TASK MATERIAL —
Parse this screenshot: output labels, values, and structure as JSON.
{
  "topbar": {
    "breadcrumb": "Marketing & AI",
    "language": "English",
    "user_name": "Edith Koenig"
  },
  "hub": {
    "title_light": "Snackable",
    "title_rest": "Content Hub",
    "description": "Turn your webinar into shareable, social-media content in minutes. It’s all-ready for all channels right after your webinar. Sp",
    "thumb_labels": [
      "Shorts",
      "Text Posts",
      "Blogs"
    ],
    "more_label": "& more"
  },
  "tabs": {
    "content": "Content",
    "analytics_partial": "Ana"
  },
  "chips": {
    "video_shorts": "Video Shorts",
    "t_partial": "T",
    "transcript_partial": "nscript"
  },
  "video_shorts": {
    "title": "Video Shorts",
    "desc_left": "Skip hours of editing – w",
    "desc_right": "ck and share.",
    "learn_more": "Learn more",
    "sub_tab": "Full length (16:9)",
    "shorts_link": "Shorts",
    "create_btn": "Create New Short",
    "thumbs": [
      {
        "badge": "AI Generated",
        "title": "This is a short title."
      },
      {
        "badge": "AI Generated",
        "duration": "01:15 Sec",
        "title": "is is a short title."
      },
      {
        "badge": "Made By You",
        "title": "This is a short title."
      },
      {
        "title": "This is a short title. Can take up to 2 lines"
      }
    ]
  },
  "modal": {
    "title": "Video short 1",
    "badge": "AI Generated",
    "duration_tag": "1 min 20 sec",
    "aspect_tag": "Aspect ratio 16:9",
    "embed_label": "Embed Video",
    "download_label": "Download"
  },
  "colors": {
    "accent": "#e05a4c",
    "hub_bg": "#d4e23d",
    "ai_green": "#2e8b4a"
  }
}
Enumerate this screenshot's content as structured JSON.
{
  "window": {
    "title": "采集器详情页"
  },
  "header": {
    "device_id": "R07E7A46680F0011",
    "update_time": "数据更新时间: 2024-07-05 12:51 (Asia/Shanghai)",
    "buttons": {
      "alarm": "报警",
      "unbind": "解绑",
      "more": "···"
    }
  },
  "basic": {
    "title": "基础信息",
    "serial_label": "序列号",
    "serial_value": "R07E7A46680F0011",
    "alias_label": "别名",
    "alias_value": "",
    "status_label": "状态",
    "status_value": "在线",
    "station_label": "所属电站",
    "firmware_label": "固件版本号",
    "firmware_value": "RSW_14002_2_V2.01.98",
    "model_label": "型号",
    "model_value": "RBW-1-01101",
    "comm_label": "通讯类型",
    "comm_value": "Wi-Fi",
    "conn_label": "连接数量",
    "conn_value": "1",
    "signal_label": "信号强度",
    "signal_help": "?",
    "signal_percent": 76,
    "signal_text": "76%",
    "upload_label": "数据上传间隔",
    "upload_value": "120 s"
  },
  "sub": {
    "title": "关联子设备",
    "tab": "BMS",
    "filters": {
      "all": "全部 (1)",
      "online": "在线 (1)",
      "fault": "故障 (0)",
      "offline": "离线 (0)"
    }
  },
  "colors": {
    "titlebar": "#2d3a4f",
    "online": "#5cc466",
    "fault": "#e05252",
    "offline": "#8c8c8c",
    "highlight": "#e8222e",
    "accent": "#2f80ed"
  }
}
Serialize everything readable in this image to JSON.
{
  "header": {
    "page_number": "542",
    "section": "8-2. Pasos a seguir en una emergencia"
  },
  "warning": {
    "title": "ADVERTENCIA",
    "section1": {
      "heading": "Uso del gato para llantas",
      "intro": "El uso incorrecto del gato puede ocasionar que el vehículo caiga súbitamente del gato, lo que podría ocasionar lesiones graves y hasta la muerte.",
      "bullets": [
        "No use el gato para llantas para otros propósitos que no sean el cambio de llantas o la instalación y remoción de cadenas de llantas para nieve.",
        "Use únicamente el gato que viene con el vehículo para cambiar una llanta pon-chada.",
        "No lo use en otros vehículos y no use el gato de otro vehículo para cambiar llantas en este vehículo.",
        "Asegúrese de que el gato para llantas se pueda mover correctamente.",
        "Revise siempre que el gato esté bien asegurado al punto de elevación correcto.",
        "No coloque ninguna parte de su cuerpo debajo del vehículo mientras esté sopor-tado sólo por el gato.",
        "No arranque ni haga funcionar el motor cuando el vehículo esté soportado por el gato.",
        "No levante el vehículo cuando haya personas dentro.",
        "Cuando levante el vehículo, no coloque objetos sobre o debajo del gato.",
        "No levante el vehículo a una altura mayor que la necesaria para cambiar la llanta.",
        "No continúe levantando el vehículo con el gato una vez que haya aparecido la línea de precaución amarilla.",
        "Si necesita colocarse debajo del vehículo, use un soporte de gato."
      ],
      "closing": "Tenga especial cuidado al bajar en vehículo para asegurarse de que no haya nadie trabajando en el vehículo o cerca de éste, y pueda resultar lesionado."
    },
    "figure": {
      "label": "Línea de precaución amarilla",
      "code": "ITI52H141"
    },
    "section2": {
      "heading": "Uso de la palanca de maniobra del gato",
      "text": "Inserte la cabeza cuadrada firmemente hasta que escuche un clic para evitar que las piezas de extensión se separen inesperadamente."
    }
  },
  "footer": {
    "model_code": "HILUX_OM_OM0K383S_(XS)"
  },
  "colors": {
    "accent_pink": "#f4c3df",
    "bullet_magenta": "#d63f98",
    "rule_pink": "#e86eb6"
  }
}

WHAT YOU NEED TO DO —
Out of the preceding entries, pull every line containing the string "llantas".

RESPONSE AREA —
      "heading": "Uso del gato para llantas",
        "No use el gato para llantas para otros propósitos que no sean el cambio de llantas o la instalación y remoción de cadenas de llantas para nieve.",
        "No lo use en otros vehículos y no use el gato de otro vehículo para cambiar llantas en este vehículo.",
        "Asegúrese de que el gato para llantas se pueda mover correctamente.",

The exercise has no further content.